The absolute worst thing you can do is assume you know what made your friend sick or how to fix it. For example, if they’ve had a heart attack, never, ever ask them about their diet or activity levels. Do not offer them suggestions on what they “did wrong” or what they could or should do differently in the future to get healthy. Whatever you believe, this isn’t the time to lecture your friend about the wonders of gut health or a gluten-free vegan diet.

DO: Offer Specific, Practical Assistance

When a person is sick, lots of people approach them with a vague “let me know if there’s anything I can do.” The trouble with this phrase is that it puts the onus on the sick person to come up with a task and then ask you. It means they have to have both the bandwidth to organize and delegate tasks, and the confidence to know they’re not imposing. For a person struggling with serious illness, this level of self-esteem and executive functioning may feel way out of reach.

Instead of a blanket offer to help with whatever comes up, instead, try proposing something specific, measurable, and time-bound. For instance, let them know you’d be happy to bring them lunch on Tuesdays, or drive them to the doctor for their monthly appointments. That said, be careful never to over-promise — you could damage the relationship, or even hurt your friend (eg. by making them miss an appointment). Make commitments you’re sure you can keep, and if you must cancel, find a replacement.

DON’T: Make Them Cover Up Their Feelings

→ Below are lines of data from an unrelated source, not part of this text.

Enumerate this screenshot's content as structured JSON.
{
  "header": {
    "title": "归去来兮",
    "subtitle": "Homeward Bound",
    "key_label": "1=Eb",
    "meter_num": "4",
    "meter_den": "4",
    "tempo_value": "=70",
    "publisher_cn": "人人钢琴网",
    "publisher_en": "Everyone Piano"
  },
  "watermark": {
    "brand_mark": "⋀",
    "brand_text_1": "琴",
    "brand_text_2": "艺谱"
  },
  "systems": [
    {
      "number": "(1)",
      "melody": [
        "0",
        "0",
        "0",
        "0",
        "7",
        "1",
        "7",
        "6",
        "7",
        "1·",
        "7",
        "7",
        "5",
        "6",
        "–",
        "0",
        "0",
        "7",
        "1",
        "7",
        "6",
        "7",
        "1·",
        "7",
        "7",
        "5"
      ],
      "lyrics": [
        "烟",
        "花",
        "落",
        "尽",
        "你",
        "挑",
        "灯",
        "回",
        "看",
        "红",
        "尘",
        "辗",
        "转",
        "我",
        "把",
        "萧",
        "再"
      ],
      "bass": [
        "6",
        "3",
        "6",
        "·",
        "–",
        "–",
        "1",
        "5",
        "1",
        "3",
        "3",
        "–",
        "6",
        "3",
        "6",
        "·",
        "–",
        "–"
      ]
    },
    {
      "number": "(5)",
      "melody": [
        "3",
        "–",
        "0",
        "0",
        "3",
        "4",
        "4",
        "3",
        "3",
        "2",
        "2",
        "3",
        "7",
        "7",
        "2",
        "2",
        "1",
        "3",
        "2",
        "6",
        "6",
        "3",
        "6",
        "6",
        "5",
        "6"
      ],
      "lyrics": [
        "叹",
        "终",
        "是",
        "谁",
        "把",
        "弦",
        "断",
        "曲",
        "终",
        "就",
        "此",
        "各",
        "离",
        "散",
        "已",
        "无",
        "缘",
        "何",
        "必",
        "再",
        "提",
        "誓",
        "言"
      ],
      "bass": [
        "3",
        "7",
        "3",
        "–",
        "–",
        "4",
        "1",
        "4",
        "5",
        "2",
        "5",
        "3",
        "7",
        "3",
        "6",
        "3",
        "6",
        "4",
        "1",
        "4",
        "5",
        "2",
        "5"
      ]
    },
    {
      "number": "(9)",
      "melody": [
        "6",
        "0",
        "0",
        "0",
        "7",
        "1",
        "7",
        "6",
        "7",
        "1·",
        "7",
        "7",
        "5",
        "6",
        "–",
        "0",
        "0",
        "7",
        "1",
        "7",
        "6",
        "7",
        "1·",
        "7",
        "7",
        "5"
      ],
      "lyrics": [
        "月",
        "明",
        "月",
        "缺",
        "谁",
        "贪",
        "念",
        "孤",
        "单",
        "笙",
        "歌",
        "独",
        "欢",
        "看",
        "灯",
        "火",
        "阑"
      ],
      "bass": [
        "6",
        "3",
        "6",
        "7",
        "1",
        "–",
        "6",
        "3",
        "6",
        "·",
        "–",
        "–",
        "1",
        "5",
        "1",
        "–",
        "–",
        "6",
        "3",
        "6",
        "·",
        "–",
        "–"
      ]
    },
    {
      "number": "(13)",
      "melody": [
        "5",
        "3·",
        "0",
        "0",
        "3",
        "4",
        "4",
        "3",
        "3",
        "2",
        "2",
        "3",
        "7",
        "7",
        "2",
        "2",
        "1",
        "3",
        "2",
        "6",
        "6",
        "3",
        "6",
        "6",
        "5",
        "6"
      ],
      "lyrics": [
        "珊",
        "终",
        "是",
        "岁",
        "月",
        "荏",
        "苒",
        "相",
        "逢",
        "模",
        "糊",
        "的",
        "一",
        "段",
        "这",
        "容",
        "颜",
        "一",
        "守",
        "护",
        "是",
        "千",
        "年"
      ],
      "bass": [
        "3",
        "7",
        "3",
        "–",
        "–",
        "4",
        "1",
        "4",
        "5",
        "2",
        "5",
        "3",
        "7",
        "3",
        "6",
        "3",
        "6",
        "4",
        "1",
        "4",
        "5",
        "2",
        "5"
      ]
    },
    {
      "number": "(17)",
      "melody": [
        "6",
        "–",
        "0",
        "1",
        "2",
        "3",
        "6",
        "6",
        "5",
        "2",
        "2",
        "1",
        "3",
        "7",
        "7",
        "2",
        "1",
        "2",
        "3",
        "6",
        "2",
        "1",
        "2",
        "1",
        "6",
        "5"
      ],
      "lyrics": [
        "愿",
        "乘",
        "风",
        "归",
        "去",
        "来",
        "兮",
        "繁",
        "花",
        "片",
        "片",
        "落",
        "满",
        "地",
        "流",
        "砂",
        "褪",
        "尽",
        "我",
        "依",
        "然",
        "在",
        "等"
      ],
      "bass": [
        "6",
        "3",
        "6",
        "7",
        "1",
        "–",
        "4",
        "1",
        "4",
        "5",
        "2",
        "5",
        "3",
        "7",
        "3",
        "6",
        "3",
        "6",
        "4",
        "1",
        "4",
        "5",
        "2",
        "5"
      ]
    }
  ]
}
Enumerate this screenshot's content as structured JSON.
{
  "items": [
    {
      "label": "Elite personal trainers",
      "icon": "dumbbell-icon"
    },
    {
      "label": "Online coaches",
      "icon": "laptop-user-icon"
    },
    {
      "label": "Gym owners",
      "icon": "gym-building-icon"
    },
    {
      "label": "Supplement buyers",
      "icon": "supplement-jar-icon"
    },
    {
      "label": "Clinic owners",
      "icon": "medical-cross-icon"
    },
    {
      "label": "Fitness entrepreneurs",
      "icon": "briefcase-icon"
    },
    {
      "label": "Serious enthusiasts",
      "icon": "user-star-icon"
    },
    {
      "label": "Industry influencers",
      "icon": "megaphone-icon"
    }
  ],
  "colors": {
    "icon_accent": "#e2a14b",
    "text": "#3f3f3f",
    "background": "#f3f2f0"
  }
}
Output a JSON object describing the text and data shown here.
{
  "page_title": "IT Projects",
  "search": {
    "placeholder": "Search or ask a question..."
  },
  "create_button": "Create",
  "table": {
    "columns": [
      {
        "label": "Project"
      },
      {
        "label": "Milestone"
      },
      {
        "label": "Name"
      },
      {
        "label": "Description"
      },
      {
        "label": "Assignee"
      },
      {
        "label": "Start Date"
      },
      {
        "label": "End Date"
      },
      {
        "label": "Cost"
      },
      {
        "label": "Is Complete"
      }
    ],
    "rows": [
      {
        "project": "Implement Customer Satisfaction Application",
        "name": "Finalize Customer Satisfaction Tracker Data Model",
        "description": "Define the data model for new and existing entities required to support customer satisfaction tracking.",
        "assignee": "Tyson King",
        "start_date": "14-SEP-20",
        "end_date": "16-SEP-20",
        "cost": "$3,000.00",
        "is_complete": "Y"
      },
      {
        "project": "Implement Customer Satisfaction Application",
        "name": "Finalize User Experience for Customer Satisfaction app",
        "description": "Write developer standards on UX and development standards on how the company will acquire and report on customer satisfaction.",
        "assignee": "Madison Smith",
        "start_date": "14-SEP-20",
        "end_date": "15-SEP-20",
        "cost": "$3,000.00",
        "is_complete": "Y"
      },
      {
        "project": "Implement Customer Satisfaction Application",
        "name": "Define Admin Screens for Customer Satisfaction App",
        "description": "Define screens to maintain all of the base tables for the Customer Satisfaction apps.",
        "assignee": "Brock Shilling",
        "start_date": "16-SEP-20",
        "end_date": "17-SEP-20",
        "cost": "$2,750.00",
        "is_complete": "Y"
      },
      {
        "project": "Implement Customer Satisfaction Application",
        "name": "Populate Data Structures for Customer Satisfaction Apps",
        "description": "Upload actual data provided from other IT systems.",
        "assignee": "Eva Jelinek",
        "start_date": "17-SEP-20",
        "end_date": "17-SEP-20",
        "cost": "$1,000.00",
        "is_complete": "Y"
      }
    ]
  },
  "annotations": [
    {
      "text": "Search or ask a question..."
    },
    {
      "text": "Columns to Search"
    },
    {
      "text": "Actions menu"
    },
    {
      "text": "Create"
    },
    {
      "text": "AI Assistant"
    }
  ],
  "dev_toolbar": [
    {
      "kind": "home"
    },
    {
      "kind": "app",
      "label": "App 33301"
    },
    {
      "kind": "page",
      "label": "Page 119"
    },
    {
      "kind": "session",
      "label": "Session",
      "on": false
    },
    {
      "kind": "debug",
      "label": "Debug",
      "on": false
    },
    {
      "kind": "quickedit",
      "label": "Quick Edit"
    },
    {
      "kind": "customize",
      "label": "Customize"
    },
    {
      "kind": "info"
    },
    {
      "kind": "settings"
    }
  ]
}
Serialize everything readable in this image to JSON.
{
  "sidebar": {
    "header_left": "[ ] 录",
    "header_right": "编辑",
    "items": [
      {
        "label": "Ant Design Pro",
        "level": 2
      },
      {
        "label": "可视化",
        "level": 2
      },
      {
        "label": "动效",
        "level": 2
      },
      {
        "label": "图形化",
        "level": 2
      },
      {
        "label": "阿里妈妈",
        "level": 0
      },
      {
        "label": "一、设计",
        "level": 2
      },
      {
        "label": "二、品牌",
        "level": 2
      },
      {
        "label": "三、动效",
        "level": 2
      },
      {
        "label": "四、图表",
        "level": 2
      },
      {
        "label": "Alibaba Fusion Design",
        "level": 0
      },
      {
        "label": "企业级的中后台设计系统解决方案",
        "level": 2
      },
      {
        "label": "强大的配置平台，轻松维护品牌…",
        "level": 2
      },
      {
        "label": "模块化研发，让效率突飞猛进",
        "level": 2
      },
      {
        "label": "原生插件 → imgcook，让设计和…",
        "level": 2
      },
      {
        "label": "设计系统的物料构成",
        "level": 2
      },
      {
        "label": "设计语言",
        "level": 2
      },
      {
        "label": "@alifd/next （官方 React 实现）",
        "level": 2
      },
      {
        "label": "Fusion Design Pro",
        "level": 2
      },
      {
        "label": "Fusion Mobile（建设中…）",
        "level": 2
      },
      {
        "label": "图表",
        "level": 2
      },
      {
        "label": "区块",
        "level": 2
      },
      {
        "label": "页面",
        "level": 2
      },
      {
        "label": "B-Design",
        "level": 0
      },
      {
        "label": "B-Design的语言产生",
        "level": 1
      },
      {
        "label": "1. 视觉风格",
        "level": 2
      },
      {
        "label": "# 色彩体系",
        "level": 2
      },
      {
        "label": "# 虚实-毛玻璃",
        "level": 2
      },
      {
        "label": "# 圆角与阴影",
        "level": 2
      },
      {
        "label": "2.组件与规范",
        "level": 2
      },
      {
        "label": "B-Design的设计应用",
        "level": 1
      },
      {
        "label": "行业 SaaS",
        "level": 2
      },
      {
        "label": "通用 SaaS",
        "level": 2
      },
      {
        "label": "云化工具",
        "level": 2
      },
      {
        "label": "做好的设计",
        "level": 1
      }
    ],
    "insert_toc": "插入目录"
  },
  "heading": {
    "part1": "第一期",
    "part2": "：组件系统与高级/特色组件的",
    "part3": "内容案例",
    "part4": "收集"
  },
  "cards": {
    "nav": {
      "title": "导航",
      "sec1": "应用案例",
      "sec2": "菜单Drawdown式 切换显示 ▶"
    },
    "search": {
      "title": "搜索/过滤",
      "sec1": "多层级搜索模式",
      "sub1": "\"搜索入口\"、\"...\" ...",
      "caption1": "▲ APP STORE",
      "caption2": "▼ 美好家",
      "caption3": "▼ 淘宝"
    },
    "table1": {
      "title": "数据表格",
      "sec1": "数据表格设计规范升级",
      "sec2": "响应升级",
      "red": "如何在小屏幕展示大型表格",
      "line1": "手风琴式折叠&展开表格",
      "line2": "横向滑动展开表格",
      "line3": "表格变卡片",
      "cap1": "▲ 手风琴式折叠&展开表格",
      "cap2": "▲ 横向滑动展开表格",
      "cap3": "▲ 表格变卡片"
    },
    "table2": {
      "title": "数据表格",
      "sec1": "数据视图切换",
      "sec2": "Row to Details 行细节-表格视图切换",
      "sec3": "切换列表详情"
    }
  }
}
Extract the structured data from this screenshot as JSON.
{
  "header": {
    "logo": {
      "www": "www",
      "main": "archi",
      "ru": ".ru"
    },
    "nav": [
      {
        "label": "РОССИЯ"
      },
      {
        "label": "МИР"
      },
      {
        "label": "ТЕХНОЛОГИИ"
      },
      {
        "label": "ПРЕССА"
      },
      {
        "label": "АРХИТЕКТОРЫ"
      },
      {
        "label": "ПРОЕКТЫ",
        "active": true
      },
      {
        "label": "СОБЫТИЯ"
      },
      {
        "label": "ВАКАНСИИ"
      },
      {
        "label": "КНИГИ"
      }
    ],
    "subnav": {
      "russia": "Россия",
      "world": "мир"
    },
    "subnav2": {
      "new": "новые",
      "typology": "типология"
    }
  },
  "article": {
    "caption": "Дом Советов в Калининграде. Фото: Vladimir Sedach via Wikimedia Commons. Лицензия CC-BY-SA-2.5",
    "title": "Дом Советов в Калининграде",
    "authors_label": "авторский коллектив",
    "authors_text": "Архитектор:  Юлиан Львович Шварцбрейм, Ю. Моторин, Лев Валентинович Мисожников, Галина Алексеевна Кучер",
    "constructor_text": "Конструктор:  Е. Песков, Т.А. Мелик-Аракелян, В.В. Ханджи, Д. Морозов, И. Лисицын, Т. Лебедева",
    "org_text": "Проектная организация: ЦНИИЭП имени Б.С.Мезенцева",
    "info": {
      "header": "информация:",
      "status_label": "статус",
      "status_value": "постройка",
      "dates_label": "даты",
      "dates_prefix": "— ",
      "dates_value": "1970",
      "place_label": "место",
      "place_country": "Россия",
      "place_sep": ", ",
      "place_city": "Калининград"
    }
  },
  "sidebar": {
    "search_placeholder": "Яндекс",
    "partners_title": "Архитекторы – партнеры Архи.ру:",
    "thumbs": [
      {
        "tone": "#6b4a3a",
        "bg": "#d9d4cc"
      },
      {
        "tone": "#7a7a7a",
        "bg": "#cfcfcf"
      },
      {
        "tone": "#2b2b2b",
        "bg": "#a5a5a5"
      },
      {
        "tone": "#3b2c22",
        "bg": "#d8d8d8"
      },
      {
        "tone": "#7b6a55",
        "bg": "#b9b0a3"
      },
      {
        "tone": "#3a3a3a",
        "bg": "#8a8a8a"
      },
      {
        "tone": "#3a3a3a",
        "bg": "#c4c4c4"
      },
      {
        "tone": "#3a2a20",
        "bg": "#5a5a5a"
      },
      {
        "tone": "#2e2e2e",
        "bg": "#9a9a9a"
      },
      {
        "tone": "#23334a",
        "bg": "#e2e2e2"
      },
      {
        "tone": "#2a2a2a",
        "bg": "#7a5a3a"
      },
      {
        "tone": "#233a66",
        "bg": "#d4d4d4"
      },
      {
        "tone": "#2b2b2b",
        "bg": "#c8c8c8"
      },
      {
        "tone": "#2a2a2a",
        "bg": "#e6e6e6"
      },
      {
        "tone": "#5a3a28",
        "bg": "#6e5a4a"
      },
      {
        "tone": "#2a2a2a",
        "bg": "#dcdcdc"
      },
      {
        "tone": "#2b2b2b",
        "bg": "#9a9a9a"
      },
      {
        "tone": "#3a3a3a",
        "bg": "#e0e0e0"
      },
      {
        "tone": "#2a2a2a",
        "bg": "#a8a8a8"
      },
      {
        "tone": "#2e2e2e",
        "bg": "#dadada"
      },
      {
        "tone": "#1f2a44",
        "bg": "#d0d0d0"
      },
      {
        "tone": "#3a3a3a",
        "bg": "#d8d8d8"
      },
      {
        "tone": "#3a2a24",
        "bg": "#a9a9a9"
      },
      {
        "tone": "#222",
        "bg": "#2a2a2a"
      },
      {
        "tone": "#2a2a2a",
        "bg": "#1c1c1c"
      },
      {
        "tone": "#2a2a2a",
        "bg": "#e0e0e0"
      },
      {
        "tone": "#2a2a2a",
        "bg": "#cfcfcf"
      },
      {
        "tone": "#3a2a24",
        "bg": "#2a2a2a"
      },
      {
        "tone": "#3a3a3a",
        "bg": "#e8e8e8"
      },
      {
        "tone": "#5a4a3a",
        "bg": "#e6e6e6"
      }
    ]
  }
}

When someone is dealing with a long-term or serious illness, they’re bound to cycle through a lot of feelings. They might try to keep it light and positive one day, and bawl their eyes out the next. They might also be uncharacteristically cranky or even angry. Your job, as a friend, is to hold space for these feelings, rather than try to change their mood. Unless they ask, don’t try alter their mood — just let them move through their experience.

For example, if your friend is feeling down, don’t pressure them to try and cheer themselves up all the time. If they’re cracking jokes, on the other hand, don’t insist on keeping the mood somber just because they’re ill. Finally, don’t guilt trip or lecture your friend if they’re rude or impatient with you, other caretakers, or staff. And never tell them to calm down: they’re likely in tremendous pain or discomfort and don’t have the capacity to worry about their manners.

Managing Your Own Emotions

It can be difficult to be truly present with a friend when you’re worried about how they’re doing and whether you’re getting it right. Over time, your friend’s illness can also take a toll on your own well-being and mental health. You might need additional support, like another friend to confide in, or a grief group or licensed therapist. Do your best to process your worries and fears with an outside person, not the friend who’s sick.

To ease the burden on yourself and avoid getting too stressed when you’re around your friend, make sure you set strong boundaries. Take plenty of time for yourself, and set limits to make sure you get the rest and self-care time you need. It’s like putting your own oxygen mask first on the airplane, before assisting another passenger. You need to be safe, healthy, and alive to provide the best possible support for your friend.